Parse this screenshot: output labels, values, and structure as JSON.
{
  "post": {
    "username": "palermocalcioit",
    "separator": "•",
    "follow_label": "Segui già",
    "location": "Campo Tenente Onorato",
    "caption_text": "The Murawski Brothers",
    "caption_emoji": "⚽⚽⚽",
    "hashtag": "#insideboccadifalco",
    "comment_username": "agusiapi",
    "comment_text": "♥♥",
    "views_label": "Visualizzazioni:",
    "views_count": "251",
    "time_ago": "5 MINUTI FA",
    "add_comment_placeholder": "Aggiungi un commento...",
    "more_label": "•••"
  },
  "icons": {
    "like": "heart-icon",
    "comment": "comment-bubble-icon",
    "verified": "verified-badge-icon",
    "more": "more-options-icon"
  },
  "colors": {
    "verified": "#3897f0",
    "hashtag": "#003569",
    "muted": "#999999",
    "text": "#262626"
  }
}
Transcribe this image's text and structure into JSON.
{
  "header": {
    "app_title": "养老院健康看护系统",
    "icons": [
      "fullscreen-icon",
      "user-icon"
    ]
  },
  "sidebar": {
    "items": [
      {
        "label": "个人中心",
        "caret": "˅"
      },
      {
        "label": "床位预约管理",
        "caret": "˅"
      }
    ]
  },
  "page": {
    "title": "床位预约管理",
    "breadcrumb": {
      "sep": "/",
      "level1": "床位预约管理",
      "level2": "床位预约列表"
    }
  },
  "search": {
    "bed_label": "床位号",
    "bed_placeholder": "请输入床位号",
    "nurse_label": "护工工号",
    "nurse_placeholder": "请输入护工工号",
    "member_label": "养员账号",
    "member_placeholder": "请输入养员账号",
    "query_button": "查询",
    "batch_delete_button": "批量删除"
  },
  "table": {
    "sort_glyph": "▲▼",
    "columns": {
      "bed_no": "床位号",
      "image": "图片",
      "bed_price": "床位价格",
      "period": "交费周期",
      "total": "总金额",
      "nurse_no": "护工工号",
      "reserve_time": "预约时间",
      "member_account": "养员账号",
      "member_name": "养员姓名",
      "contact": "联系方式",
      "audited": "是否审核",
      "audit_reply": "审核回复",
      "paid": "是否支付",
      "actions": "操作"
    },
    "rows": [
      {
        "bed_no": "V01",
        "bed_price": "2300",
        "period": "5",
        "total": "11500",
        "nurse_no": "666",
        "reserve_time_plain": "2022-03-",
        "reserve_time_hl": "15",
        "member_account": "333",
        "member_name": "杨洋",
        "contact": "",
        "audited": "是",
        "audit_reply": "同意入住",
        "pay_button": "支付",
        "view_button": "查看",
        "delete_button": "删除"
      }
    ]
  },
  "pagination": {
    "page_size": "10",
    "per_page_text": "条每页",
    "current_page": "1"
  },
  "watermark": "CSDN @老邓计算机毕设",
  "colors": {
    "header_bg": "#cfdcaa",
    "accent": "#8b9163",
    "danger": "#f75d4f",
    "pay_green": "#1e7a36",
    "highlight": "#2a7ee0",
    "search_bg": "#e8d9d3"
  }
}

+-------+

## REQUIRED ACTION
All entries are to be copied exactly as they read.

## ANSWER BOX
Parse this screenshot: output labels, values, and structure as JSON.
{
  "post": {
    "username": "palermocalcioit",
    "separator": "•",
    "follow_label": "Segui già",
    "location": "Campo Tenente Onorato",
    "caption_text": "The Murawski Brothers",
    "caption_emoji": "⚽⚽⚽",
    "hashtag": "#insideboccadifalco",
    "comment_username": "agusiapi",
    "comment_text": "♥♥",
    "views_label": "Visualizzazioni:",
    "views_count": "251",
    "time_ago": "5 MINUTI FA",
    "add_comment_placeholder": "Aggiungi un commento...",
    "more_label": "•••"
  },
  "icons": {
    "like": "heart-icon",
    "comment": "comment-bubble-icon",
    "verified": "verified-badge-icon",
    "more": "more-options-icon"
  },
  "colors": {
    "verified": "#3897f0",
    "hashtag": "#003569",
    "muted": "#999999",
    "text": "#262626"
  }
}
Transcribe this image's text and structure into JSON.
{
  "header": {
    "app_title": "养老院健康看护系统",
    "icons": [
      "fullscreen-icon",
      "user-icon"
    ]
  },
  "sidebar": {
    "items": [
      {
        "label": "个人中心",
        "caret": "˅"
      },
      {
        "label": "床位预约管理",
        "caret": "˅"
      }
    ]
  },
  "page": {
    "title": "床位预约管理",
    "breadcrumb": {
      "sep": "/",
      "level1": "床位预约管理",
      "level2": "床位预约列表"
    }
  },
  "search": {
    "bed_label": "床位号",
    "bed_placeholder": "请输入床位号",
    "nurse_label": "护工工号",
    "nurse_placeholder": "请输入护工工号",
    "member_label": "养员账号",
    "member_placeholder": "请输入养员账号",
    "query_button": "查询",
    "batch_delete_button": "批量删除"
  },
  "table": {
    "sort_glyph": "▲▼",
    "columns": {
      "bed_no": "床位号",
      "image": "图片",
      "bed_price": "床位价格",
      "period": "交费周期",
      "total": "总金额",
      "nurse_no": "护工工号",
      "reserve_time": "预约时间",
      "member_account": "养员账号",
      "member_name": "养员姓名",
      "contact": "联系方式",
      "audited": "是否审核",
      "audit_reply": "审核回复",
      "paid": "是否支付",
      "actions": "操作"
    },
    "rows": [
      {
        "bed_no": "V01",
        "bed_price": "2300",
        "period": "5",
        "total": "11500",
        "nurse_no": "666",
        "reserve_time_plain": "2022-03-",
        "reserve_time_hl": "15",
        "member_account": "333",
        "member_name": "杨洋",
        "contact": "",
        "audited": "是",
        "audit_reply": "同意入住",
        "pay_button": "支付",
        "view_button": "查看",
        "delete_button": "删除"
      }
    ]
  },
  "pagination": {
    "page_size": "10",
    "per_page_text": "条每页",
    "current_page": "1"
  },
  "watermark": "CSDN @老邓计算机毕设",
  "colors": {
    "header_bg": "#cfdcaa",
    "accent": "#8b9163",
    "danger": "#f75d4f",
    "pay_green": "#1e7a36",
    "highlight": "#2a7ee0",
    "search_bg": "#e8d9d3"
  }
}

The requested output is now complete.